In a nondescript building near BWI Thurgood Marshall Airport, a glimpse of Maryland’s clean energy future is on vivid display.
But the Fishermen's Advisory Board in Rhode Island is opposing the package, according to a report in the Providence Journal. A lawyer for the group, Marisa Desautel, said the group has "serious concerns with the lack of information provided by Orsted" about the mitigation fund, including Orsted's involvement in how it will be paid out. The compensation package, to be paid over 30 years (or reduced to $5.2 million if taken as an upfront payment), was below a scientific study that estimated potential losses to fishermen of $15 million to $40.4 million, according to the paper.
The court ruled that because BOEM doesn't technically commit to anything at the lease stage, it is too early to challenge the siting of the wind farm under the National Environmental Policy Act (NEPA). The decision means that affected parties cannot challenge a lease location under NEPA until BOEM approves a Construction and Operations Plan (COP) for the wind farm. However, that is very late in the process, and changing the lease location at such a late date would be exceedingly difficult.
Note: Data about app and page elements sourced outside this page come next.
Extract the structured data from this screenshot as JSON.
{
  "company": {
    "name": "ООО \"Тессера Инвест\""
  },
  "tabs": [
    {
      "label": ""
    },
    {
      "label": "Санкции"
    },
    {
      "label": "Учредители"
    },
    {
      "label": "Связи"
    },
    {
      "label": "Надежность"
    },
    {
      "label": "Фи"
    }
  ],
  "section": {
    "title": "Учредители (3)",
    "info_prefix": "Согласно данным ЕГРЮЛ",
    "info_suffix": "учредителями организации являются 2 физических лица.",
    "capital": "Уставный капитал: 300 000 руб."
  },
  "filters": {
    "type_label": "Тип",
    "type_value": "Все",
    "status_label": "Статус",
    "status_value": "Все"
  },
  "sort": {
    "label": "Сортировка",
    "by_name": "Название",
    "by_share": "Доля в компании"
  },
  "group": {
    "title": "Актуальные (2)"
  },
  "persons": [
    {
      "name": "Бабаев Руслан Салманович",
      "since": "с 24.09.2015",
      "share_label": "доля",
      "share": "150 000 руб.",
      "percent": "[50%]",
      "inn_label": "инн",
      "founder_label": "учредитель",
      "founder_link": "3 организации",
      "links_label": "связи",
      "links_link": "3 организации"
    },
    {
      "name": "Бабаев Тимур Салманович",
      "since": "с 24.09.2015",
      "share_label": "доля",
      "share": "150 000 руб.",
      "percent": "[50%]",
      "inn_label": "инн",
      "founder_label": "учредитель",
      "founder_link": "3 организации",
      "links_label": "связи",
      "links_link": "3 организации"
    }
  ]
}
Beyond the benefits of clean energy and conservation, developers say the project also will create 3,658 full-time jobs in Massachusetts between 2019 and 2047. Sanfilippo is suspicious of the job claims. "Nowhere have they said how many people, how many fishermen, they're going to displace," she said. "It's like we don't exist and the fishing grounds don't exist."
Environmentalists, commercial fishermen, recreational boaters, labor unions, homeowners, boardwalk businesses, NIMBYs and ratepayer advocates are all circling Orsted, the Dutch wind power company behind what could be one of the largest wind farms in North America. Local, state and federal officials are also starting to feel the heat. Just about everyone involved, including David Hardy, CEO of Orsted US, worries the project could devolve into chaos.
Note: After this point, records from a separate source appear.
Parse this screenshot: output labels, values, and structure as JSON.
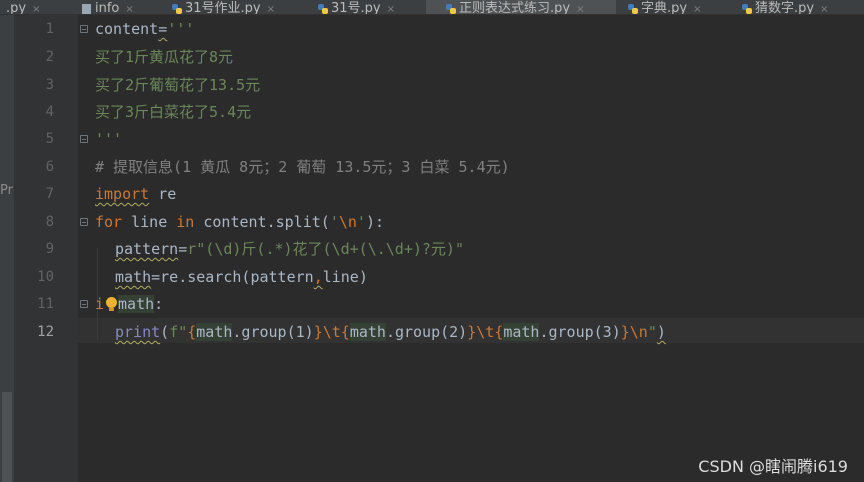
{
  "tabs": [
    {
      "label": ".py",
      "has_close": true,
      "icon": "none"
    },
    {
      "label": "info",
      "has_close": true,
      "icon": "file-icon"
    },
    {
      "label": "31号作业.py",
      "has_close": true,
      "icon": "python-file-icon"
    },
    {
      "label": "31号.py",
      "has_close": true,
      "icon": "python-file-icon"
    },
    {
      "label": "正则表达式练习.py",
      "has_close": true,
      "icon": "python-file-icon",
      "active": true
    },
    {
      "label": "字典.py",
      "has_close": true,
      "icon": "python-file-icon"
    },
    {
      "label": "猜数字.py",
      "has_close": true,
      "icon": "python-file-icon"
    }
  ],
  "tab_close_glyph": "×",
  "left_strip_text": "Pr",
  "line_numbers": [
    "1",
    "2",
    "3",
    "4",
    "5",
    "6",
    "7",
    "8",
    "9",
    "10",
    "11",
    "12"
  ],
  "current_line": "12",
  "code": {
    "l1_a": "content",
    "l1_b": "=",
    "l1_c": "'''",
    "l2": "买了1斤黄瓜花了8元",
    "l3": "买了2斤葡萄花了13.5元",
    "l4": "买了3斤白菜花了5.4元",
    "l5": "'''",
    "l6": "# 提取信息(1 黄瓜 8元；2 葡萄 13.5元；3 白菜 5.4元)",
    "l7_kw": "import",
    "l7_rest": " re",
    "l8_kw1": "for",
    "l8_a": " line ",
    "l8_kw2": "in",
    "l8_b": " content.split(",
    "l8_s1": "'",
    "l8_esc": "\\n",
    "l8_s2": "'",
    "l8_c": "):",
    "l9_a": "pattern",
    "l9_b": "=",
    "l9_s": "r\"(\\d)斤(.*)花了(\\d+(\\.\\d+)?元)\"",
    "l10_a": "math",
    "l10_b": "=re.search(pattern",
    "l10_c": ",",
    "l10_d": "line)",
    "l11_a": "i",
    "l11_b": "math",
    "l11_c": ":",
    "l12_print": "print",
    "l12_open": "(",
    "l12_f": "f\"",
    "l12_b1": "{",
    "l12_v1": "math",
    "l12_e1": ".group(1)",
    "l12_b2": "}",
    "l12_t1": "\\t",
    "l12_b3": "{",
    "l12_v2": "math",
    "l12_e2": ".group(2)",
    "l12_b4": "}",
    "l12_t2": "\\t",
    "l12_b5": "{",
    "l12_v3": "math",
    "l12_e3": ".group(3)",
    "l12_b6": "}",
    "l12_n": "\\n",
    "l12_q": "\"",
    "l12_close": ")"
  },
  "watermark": "CSDN @瞎闹腾i619",
  "colors": {
    "background": "#2b2b2b",
    "keyword": "#cc7832",
    "string": "#6a8759",
    "comment": "#808080",
    "builtin": "#8888c6",
    "default_text": "#a9b7c6"
  }
}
“An investigation has been launched into the cause of the incident and the best course of action going forward,” added a statement from Vattenfall. “So far, a 500 meter safety zone has been established around the mill, in which ships are not allowed to travel.”
An offshore wind development project off the coast of Morro Bay was halted by the U.S. Navy in 2018 because the designated area conflicted with naval operations, but the project is back on track after reducing its size.
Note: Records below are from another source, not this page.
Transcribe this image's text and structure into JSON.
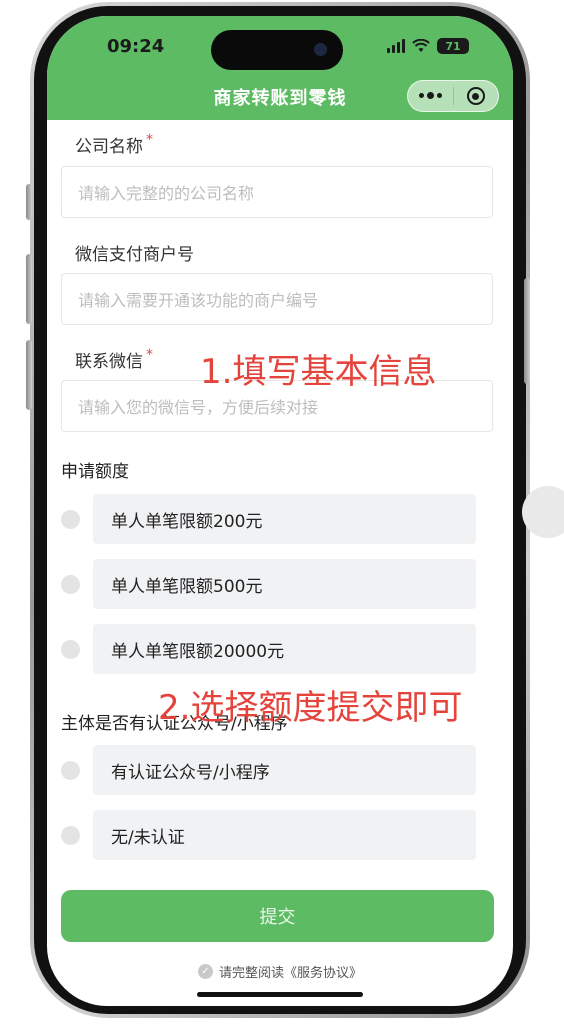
{
  "status_bar": {
    "time": "09:24",
    "battery": "71"
  },
  "header": {
    "title": "商家转账到零钱"
  },
  "form": {
    "company_label": "公司名称",
    "company_placeholder": "请输入完整的的公司名称",
    "merchant_label": "微信支付商户号",
    "merchant_placeholder": "请输入需要开通该功能的商户编号",
    "wechat_label": "联系微信",
    "wechat_placeholder": "请输入您的微信号，方便后续对接",
    "required_mark": "*"
  },
  "quota": {
    "title": "申请额度",
    "options": [
      "单人单笔限额200元",
      "单人单笔限额500元",
      "单人单笔限额20000元"
    ]
  },
  "certification": {
    "title": "主体是否有认证公众号/小程序",
    "options": [
      "有认证公众号/小程序",
      "无/未认证"
    ]
  },
  "submit_label": "提交",
  "agreement": {
    "check_mark": "✓",
    "text": "请完整阅读《服务协议》"
  },
  "annotations": {
    "step1": "1.填写基本信息",
    "step2": "2.选择额度提交即可"
  },
  "colors": {
    "primary": "#5dbb63",
    "annotation": "#e4443c",
    "required": "#e04848"
  }
}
A board of fishermen that advises Rhode Island coastal regulators on offshore wind development has come out in opposition to state certification of the South Fork Wind Farm. A lawyer for the Fishermen’s Advisory Board said a recommendation by staff at the Coastal Resources Management Council that was agreed to by developers Ørsted and Eversource to reduce the number of turbines in the 132-megawatt project and set up a fishing compensation fund does not meet the concerns of board members.
The federal government plans to open more than 250,000 acres off the California coast to wind development, the Biden administration announced Tuesday as part of a major effort to ramp up the nation’s renewable energy and cut its climate-warming emissions.
PROVIDENCE — The developers of the South Fork Wind Farm are set to reduce the number of turbines from 15 to 12 in response to a request from Rhode Island coastal regulators who want to minimize disruption to the marine environment and the state’s fishing industry.